Open Access Article: Christopher Trigg's "The Racial Politics of Resurrection in the Eighteenth-Century Atlantic World"

Scholars specializing in early American literature have a duty to the public to raise awareness of how past events and beliefs impact our current lives-- especially in the midst of a global pandemic and nationwide protests against systemic racism. This is why EAL has decided to provide Christopher Trigg’s essay, “The Racial Politics of Resurrection in the 18th-Century Atlantic World” open-access on our website.

Early American Literature Book Prize for 2019

Lisa Brooks, Professor of English and American Studies at Amherst College, has been selected to receive the 2019 Early American Literature Book Prize, which is awarded in even calendar years to a first monograph published in the prior two years, and in odd years to a second or subsequent book. Brooks’s Our Beloved Kin: A New History of King Philip’s War was published by Yale University Press in 2018.

2020 Book Prize

The editors of Early American Literature are pleased to announce the sixth annual Early American Literature Book Prize, which will be given for an author’s first academic monograph about American literature through the early national period (roughly 1830). EAL invites work treating Native American traditional expressions, colonial Ibero-American literature from North America, colonial American Francophone writings, Dutch colonial, and German American colonial literature as well as writings in English from British America and the US.

Early American Literature invites proposals for a special issue, “Reframing 1620.”

Its first peoples called themselves “Wôpanâak”--people of the first light. It had been their homeland for thousands of years, before Europeans began to appear along its shores. English colonists who arrived to stay, in 1620, saw it as “Plymouth.”

Deadline Extended to March 1 for the 2019 Book Prize

The deadline for our Early American Literature's 2019 Book Prize has been extended, moved from February 1 to March 1, 2019.

Nominations for second or later books will be accepted through that date. For more information regarding the nomination process, please see our original announcement on the EAL website.

Book Prize for 2018

Professor Caroline Wigginton of the University of Mississippi has been selected to receive the 2018 Early American Literature Book Prize, which is awarded in even calendar years to a first monograph published in the prior two years, and in odd years to a second or subsequent book. Wigginton’s In the Neighborhood: Women’s Publication in Early America was published by the University of Massachusetts Press in 2016.

Early American Literature Invites Nominations of Books for its 2019 Book Prize

The editors of Early American Literature are pleased to announce the fifth annual Early American Literature Book Prize, which will be given for an author’s second or subsequent academic monograph about American literature in the colonial period through the early republic (roughly 1830). The prize is offered in collaboration with the University of North Carolina Press, the Society of Early Americanists, and the MLA’s Forum on American Literature to 1800.

Monographs published in 2017 or 2018 are eligible for the 2019 prize, which carries a cash award of $2000.

Call for Submissions: Special Issue “Beyond Recovery”

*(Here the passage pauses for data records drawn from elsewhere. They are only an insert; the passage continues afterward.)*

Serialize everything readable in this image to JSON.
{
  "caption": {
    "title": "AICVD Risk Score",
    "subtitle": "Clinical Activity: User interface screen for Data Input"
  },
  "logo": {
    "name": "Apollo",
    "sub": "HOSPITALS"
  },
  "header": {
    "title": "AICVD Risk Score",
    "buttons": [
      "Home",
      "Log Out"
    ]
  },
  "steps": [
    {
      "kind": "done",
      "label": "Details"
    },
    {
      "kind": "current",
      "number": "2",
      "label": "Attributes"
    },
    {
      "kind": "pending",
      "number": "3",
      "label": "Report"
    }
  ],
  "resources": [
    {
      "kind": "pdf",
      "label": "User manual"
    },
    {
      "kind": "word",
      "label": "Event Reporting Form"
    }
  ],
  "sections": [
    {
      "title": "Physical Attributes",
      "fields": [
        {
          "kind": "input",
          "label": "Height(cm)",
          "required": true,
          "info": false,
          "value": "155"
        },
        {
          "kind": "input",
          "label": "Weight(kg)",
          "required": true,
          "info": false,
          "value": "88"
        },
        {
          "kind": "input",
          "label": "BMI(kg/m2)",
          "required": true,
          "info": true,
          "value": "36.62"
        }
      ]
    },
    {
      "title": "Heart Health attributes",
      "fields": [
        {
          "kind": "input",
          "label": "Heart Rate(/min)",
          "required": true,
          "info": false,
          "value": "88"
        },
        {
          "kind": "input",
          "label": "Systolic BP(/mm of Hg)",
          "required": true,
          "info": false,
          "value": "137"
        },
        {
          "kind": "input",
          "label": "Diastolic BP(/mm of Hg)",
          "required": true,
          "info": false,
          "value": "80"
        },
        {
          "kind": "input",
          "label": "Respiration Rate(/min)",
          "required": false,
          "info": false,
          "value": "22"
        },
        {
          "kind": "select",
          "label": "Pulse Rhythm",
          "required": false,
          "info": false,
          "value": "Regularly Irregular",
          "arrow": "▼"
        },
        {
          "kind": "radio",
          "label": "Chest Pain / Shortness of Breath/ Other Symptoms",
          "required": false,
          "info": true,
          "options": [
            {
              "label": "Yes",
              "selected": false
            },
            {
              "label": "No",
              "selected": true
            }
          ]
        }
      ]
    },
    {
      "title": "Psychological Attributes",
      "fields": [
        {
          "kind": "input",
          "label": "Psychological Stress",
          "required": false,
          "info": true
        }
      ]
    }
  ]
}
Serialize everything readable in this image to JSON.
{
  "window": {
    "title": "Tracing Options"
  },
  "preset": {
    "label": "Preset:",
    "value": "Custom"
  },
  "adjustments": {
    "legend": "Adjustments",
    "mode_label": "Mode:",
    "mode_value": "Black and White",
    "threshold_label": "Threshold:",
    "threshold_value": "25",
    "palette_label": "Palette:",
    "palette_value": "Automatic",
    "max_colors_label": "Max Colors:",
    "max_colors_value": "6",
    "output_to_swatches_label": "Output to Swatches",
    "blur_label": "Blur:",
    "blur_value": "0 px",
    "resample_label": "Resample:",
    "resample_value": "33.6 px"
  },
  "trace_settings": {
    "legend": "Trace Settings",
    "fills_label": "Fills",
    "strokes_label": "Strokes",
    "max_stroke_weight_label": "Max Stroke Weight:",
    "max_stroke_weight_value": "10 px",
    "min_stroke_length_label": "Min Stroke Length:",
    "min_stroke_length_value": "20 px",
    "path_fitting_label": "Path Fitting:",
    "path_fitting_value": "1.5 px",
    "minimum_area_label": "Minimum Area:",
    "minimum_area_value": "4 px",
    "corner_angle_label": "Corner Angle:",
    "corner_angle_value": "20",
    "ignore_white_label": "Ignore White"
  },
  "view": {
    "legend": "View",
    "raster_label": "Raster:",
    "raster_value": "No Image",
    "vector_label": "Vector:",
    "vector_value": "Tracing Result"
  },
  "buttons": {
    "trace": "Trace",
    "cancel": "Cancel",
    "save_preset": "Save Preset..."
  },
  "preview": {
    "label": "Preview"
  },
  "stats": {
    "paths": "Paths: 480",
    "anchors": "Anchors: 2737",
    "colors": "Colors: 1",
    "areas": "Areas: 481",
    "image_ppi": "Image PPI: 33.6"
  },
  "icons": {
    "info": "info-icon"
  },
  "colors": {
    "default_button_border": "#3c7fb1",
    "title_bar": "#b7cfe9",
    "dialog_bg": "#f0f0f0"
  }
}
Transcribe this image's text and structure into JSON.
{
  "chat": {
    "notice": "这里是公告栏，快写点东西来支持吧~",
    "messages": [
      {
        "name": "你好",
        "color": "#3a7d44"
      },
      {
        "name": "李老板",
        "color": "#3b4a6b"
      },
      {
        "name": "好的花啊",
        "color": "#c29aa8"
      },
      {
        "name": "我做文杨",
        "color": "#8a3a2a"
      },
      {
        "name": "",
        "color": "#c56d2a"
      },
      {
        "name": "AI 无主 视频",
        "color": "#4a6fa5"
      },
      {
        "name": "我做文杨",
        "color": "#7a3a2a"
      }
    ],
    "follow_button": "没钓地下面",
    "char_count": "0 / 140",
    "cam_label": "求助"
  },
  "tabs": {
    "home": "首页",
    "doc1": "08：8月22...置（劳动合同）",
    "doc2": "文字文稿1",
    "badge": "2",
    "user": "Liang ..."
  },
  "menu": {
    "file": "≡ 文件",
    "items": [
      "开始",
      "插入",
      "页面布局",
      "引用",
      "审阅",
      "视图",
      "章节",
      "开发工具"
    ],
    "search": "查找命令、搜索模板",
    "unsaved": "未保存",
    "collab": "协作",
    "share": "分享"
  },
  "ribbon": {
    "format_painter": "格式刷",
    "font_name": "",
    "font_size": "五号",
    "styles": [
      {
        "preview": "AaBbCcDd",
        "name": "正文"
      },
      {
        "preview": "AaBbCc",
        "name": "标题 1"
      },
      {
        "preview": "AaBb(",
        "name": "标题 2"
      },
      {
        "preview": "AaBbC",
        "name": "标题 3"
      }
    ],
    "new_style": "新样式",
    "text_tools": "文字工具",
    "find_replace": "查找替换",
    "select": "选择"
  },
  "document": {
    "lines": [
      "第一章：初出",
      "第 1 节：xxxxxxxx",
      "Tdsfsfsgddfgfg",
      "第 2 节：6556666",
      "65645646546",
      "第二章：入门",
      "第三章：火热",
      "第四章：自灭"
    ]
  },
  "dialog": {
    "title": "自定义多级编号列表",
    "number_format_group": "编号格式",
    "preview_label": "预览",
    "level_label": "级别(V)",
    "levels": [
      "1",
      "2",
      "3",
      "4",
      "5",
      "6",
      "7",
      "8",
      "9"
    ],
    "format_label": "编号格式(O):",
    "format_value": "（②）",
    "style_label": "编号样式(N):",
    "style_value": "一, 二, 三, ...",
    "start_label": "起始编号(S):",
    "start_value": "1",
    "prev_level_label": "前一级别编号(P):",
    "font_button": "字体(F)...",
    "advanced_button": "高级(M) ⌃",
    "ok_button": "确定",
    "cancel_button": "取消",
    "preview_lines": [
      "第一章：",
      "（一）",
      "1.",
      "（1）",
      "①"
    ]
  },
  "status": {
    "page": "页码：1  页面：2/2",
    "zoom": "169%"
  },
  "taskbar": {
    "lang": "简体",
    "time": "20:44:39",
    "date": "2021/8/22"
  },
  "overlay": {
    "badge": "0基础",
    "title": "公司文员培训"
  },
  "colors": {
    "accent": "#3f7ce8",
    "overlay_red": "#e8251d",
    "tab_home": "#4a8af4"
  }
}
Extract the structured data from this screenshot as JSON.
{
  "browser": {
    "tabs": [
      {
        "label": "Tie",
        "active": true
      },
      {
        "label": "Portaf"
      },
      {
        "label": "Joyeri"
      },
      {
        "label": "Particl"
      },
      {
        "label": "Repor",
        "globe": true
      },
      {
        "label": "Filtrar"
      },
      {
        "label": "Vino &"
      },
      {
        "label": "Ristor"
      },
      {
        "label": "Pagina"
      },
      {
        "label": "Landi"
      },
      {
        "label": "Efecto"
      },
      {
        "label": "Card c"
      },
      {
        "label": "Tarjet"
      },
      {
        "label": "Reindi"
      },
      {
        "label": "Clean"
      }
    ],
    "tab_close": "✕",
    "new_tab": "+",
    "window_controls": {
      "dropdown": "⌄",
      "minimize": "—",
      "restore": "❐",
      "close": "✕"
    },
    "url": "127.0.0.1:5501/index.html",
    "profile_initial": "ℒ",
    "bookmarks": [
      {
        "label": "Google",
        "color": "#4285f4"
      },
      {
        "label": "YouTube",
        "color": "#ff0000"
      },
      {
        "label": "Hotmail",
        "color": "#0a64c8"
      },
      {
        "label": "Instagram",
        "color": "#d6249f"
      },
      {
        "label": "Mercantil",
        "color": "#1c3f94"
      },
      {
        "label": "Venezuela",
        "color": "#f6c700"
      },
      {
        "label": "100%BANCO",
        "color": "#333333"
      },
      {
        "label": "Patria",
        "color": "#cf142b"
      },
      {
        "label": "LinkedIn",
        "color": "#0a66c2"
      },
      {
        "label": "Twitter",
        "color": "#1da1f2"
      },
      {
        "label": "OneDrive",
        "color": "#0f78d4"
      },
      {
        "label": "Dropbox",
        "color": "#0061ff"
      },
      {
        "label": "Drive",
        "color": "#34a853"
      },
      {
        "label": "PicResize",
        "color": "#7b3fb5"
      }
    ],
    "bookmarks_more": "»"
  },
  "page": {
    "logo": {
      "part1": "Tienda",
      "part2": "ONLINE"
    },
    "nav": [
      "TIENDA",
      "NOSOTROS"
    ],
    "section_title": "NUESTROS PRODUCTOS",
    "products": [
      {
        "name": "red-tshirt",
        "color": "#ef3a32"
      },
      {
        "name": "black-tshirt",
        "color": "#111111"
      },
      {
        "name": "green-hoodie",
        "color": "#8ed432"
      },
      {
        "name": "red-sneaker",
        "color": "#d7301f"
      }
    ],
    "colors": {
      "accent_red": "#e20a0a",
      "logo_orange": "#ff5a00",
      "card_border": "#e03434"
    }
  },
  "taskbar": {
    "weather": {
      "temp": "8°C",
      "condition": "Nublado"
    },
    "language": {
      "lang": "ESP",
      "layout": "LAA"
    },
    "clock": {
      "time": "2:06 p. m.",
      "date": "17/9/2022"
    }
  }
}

The recognition that archives are partial, filled with lacunae that demand scholarly attention, has fueled research engaging the epistemological, cultural, and political forces of early American materials and repositories. While powerful, positivist recovery work—efforts to fill gaps and hear silenced voices— has theoretically and materially expanded early American studies, the archive remains yet and always incomplete.

Early American Literature Invites Nominations of First Books for Its 2018 Book Prize

The editors of Early American Literature are pleased to announce the fourth annual Early American Literature Book Prize, which will be given for a first academic monograph about American literature in the colonial period through the early republic (roughly 1830). The prize is offered in collaboration with the University of North Carolina Press, the Society of Early Americanists, and the MLA's Forum on American Literature to 1800.

First monographs published in 2016 or 2017 are eligible for the 2018 prize, which carries a cash award of $2000. 

Call for Submissions: Special Issue of Early American Literature on "Fictionality"

The decade since the publication of Catherine Gallagher’s landmark essay “The Rise of Fictionality” (2006) has witnessed an increasing concern with overturning well-established theories of the rise of the novel and the development of literary realism through a re-examination of the axiomatic values underpinning contemporary attitudes toward the concept of “fiction.”

Early American Literature 2017 Book Prize

Professor Patricia Crain of New York University has been selected to receive the 2017 Early American Literature Book Prize, which is awarded in odd calendar years to a second or subsequent monograph, and in even years to a first book.  Crain’s book Reading Children: Literacy, Property, and the Dilemmas of Childhood in Nineteenth-Century America was published by the University of Pennsylvania Press in 2016.

Fiftieth Anniversary Special Issue

Early American Literature is celebrating its fiftieth anniversary this year. A special issue to mark the occasion is available from the University of North Carolina Press. The issue features articles by Rolena Adorno, Wai Chee Dimock, Simon Gikandi, David Shields, and Priscilla Wald, and an introduction by editor Sandra M. Gustafson.